**DATA UNDER STUDY:**
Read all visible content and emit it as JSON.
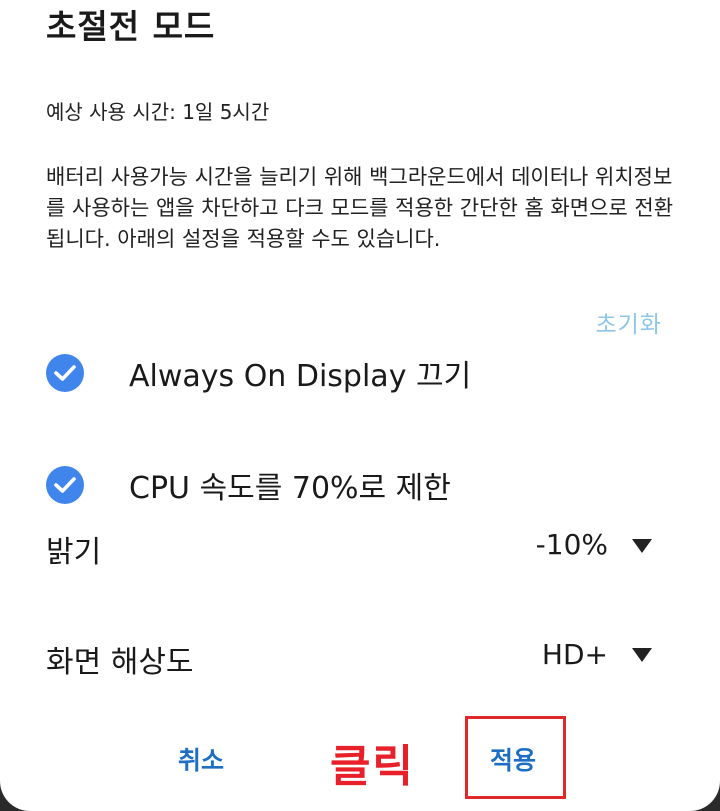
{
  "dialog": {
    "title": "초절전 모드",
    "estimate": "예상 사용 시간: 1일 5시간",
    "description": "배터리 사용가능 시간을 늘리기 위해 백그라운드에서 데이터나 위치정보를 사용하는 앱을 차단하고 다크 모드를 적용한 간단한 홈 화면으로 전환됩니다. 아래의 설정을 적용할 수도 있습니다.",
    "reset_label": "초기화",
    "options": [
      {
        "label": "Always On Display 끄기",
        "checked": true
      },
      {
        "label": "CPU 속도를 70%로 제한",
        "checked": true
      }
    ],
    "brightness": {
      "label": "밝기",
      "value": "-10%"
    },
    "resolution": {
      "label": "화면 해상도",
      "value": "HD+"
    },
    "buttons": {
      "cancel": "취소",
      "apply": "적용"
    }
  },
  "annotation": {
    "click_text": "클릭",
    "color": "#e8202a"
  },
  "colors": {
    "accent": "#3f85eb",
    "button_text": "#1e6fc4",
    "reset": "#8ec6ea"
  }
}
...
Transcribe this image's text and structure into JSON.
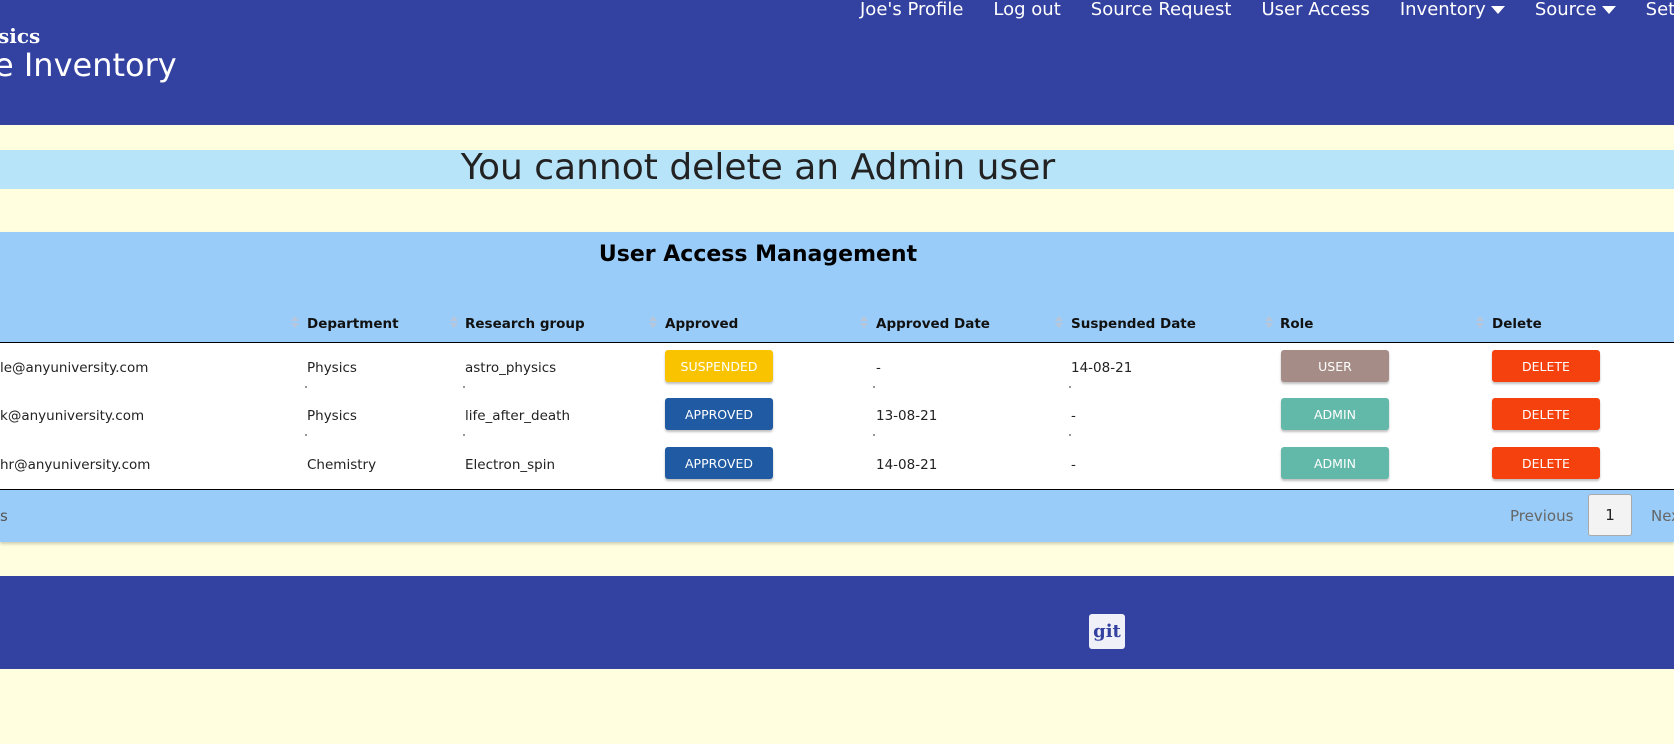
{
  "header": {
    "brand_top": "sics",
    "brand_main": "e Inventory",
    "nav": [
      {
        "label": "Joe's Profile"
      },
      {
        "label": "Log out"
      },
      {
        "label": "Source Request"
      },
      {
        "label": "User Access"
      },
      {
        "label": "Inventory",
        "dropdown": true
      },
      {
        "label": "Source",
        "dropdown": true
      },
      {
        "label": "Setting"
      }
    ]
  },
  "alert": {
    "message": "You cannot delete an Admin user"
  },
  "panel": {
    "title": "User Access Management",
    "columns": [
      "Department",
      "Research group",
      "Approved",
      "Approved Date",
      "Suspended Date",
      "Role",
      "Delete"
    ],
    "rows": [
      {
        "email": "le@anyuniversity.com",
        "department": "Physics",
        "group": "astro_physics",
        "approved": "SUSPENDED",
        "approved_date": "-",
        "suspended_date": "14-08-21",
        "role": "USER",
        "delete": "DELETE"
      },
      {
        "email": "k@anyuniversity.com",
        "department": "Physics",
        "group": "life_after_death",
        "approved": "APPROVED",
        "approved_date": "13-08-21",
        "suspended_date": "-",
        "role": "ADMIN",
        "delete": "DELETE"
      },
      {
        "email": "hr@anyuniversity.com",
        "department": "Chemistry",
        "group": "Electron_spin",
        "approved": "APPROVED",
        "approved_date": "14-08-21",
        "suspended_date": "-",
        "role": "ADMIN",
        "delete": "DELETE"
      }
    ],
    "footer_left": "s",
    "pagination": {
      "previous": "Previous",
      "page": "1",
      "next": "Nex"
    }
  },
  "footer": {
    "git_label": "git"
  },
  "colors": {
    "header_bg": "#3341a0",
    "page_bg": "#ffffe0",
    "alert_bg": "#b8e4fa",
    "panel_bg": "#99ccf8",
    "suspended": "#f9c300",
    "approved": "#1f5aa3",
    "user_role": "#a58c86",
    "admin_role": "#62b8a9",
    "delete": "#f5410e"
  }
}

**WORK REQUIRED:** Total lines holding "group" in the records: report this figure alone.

**WRITTEN SOLUTION:** 4